The attractiveness of LNG relative to coal has also been boosted by a declining spot price for LNG in Asia, which at the current $7.90 per million British thermal units (mmBtu) is less than half the peak of $20.50 reached in February 2014.
It’s not just China turning to LNG, with other Asian countries including India, Pakistan, Vietnam, the Philippines, Sri Lanka and others all planning to increase their capacity to re-gasify the super-chilled fuel.
This new dynamic hasn’t gone unnoticed by LNG companies, which are starting to ramp up talk and action about new projects after a quiet few years spent trying to complete existing developments while navigating lower prices and buyer demands for more flexible contracts.
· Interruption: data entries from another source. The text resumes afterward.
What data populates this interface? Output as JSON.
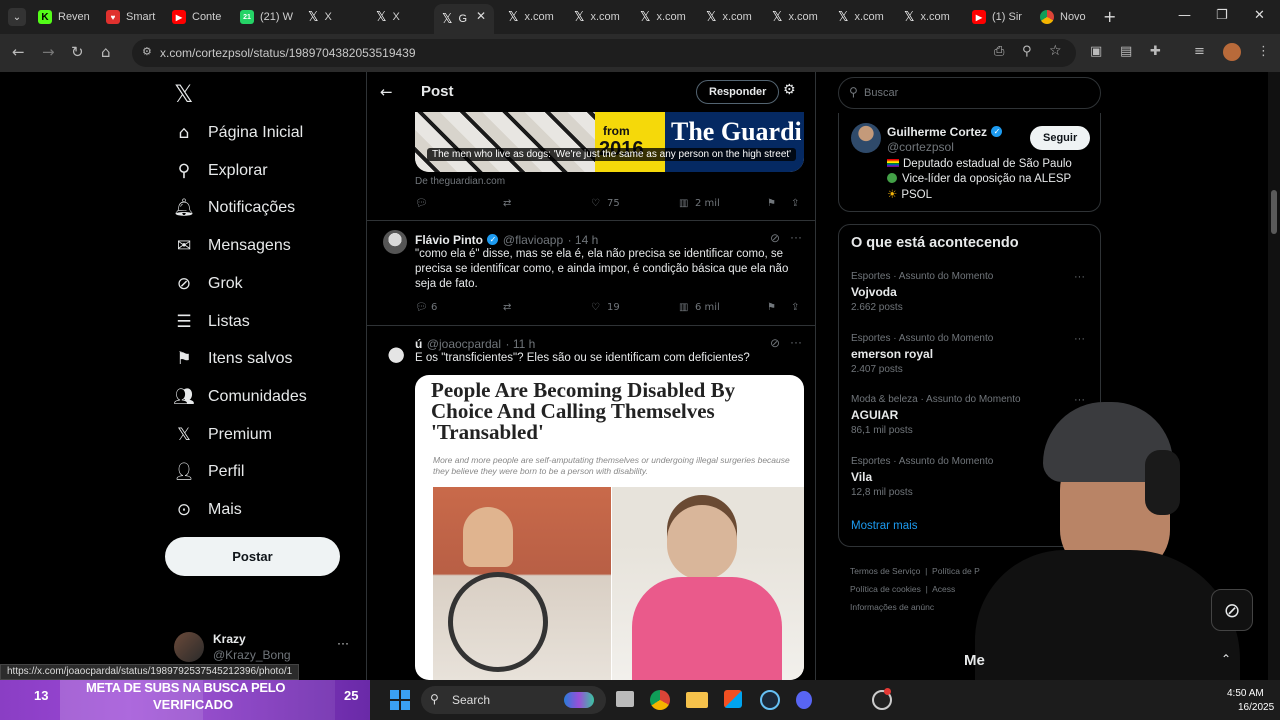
{
  "browser": {
    "tabs": [
      {
        "label": "Reven",
        "icon": "kick-icon",
        "color": "#53fc18"
      },
      {
        "label": "Smart",
        "icon": "smart-icon",
        "color": "#e0312e"
      },
      {
        "label": "Conte",
        "icon": "youtube-icon",
        "color": "#ff0000"
      },
      {
        "label": "(21) W",
        "icon": "whatsapp-icon",
        "color": "#25d366"
      },
      {
        "label": "X",
        "icon": "x-icon",
        "color": "#000000"
      },
      {
        "label": "X",
        "icon": "x-icon",
        "color": "#000000"
      },
      {
        "label": "G",
        "icon": "x-icon",
        "color": "#000000",
        "active": true
      },
      {
        "label": "x.com",
        "icon": "x-icon",
        "color": "#000000"
      },
      {
        "label": "x.com",
        "icon": "x-icon",
        "color": "#000000"
      },
      {
        "label": "x.com",
        "icon": "x-icon",
        "color": "#000000"
      },
      {
        "label": "x.com",
        "icon": "x-icon",
        "color": "#000000"
      },
      {
        "label": "x.com",
        "icon": "x-icon",
        "color": "#000000"
      },
      {
        "label": "x.com",
        "icon": "x-icon",
        "color": "#000000"
      },
      {
        "label": "x.com",
        "icon": "x-icon",
        "color": "#000000"
      },
      {
        "label": "(1) Sir",
        "icon": "youtube-icon",
        "color": "#ff0000"
      },
      {
        "label": "Novo",
        "icon": "chrome-icon",
        "color": "#4285f4"
      }
    ],
    "url": "x.com/cortezpsol/status/1989704382053519439",
    "status_url": "https://x.com/joaocpardal/status/1989792537545212396/photo/1"
  },
  "leftnav": {
    "items": [
      {
        "label": "Página Inicial",
        "icon": "home-icon"
      },
      {
        "label": "Explorar",
        "icon": "search-icon"
      },
      {
        "label": "Notificações",
        "icon": "bell-icon"
      },
      {
        "label": "Mensagens",
        "icon": "mail-icon"
      },
      {
        "label": "Grok",
        "icon": "grok-icon"
      },
      {
        "label": "Listas",
        "icon": "list-icon"
      },
      {
        "label": "Itens salvos",
        "icon": "bookmark-icon"
      },
      {
        "label": "Comunidades",
        "icon": "communities-icon"
      },
      {
        "label": "Premium",
        "icon": "x-icon"
      },
      {
        "label": "Perfil",
        "icon": "person-icon"
      },
      {
        "label": "Mais",
        "icon": "more-circle-icon"
      }
    ],
    "post_button": "Postar",
    "profile": {
      "name": "Krazy",
      "handle": "@Krazy_Bong"
    }
  },
  "center": {
    "header_title": "Post",
    "reply_button": "Responder",
    "card": {
      "caption": "The men who live as dogs: 'We're just the same as any person on the high street'",
      "source": "De theguardian.com",
      "banner_small": "from",
      "banner_year": "2016",
      "banner_brand": "The Guardian",
      "stats": {
        "likes": "75",
        "views": "2 mil"
      }
    },
    "posts": [
      {
        "name": "Flávio Pinto",
        "handle": "@flavioapp",
        "time": "· 14 h",
        "text": "\"como ela  é\" disse, mas se ela é, ela não precisa se identificar como, se precisa se identificar como, e ainda impor, é condição básica que ela não seja de fato.",
        "replies": "6",
        "likes": "19",
        "views": "6 mil"
      },
      {
        "name": "ú",
        "handle": "@joaocpardal",
        "time": "· 11 h",
        "text": "E os \"transficientes\"? Eles são ou se identificam com deficientes?",
        "image_headline": "People Are Becoming Disabled By Choice And Calling Themselves 'Transabled'",
        "image_subhead": "More and more people are self-amputating themselves or undergoing illegal surgeries because they believe they were born to be a person with disability."
      }
    ]
  },
  "right": {
    "search_placeholder": "Buscar",
    "profile": {
      "name": "Guilherme Cortez",
      "handle": "@cortezpsol",
      "follow": "Seguir",
      "bio": [
        "Deputado estadual de São Paulo",
        "Vice-líder da oposição na ALESP",
        "PSOL"
      ]
    },
    "trends_title": "O que está acontecendo",
    "trends": [
      {
        "meta": "Esportes · Assunto do Momento",
        "name": "Vojvoda",
        "count": "2.662 posts"
      },
      {
        "meta": "Esportes · Assunto do Momento",
        "name": "emerson royal",
        "count": "2.407 posts"
      },
      {
        "meta": "Moda & beleza · Assunto do Momento",
        "name": "AGUIAR",
        "count": "86,1 mil posts"
      },
      {
        "meta": "Esportes · Assunto do Momento",
        "name": "Vila",
        "count": "12,8 mil posts"
      }
    ],
    "show_more": "Mostrar mais",
    "footer": [
      "Termos de Serviço",
      "Política de P",
      "Política de cookies",
      "Acess",
      "Informações de anúnc"
    ],
    "messages_label": "Me"
  },
  "overlay": {
    "subs_count": "13",
    "subs_goal": "25",
    "banner_line1": "META DE SUBS NA BUSCA PELO",
    "banner_line2": "VERIFICADO"
  },
  "taskbar": {
    "search_placeholder": "Search",
    "time": "4:50 AM",
    "date": "16/2025"
  }
}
Australia’s Woodside Petroleum, operator of the existing 16 million tonne per annum Northwest Shelf project, recently launched an almost $2 billion capital raising in order to buy control of an offshore field from partner Exxon, and use the natural gas for an expansion of its Pluto LNG plant.
Mozambique’s vast resources are also getting closer to coming to market with Anadarko Petroleum announcing a sales agreement on Feb. 20, bringing it closer to a final investment decision.
However, all these potential projects are facing quite a different market to the last round of mega-developments that are now coming on stream.
Buyers, especially the majors in North Asia such as Japan, South Korea and China, have made it clear they want flexible contracts.
This means an end to destination clauses, an end, or at least substantial changes, to the method of pricing LNG against crude oil and considerably shorter-term contracts, or even more spot deliveries.
This makes it hard to secure the off-take agreements needed to secure funding for multi-billion dollar projects, meaning it’s likely that those companies with strong balance sheets that they can leverage off will enjoy greater chances of success in developing a new LNG plant.
The LNG market is also likely to become more volatile and the seasonal swings may become more pronounced, especially if China remains the main driver of demand growth.
China’s LNG demand is concentrated over the northern winter, when the fuel is used for mainly heating, replacing coal-fired boilers in both industry and residential use.
While power demand for air-conditioning does increase during summer, China has comparatively little gas-fired generation, meaning demand for coal and other forms of electricity, such as hydro and nuclear, shoulder the burden.
This dynamic is likely to lead to sharper price spikes during winter and declines in summer than has been the case in past years.
Overall, the LNG market is shifting from being staid and focused on the long term to one characterised by rising volatility, shorter-term deals and increasing innovation.
Editing by Richard Pullin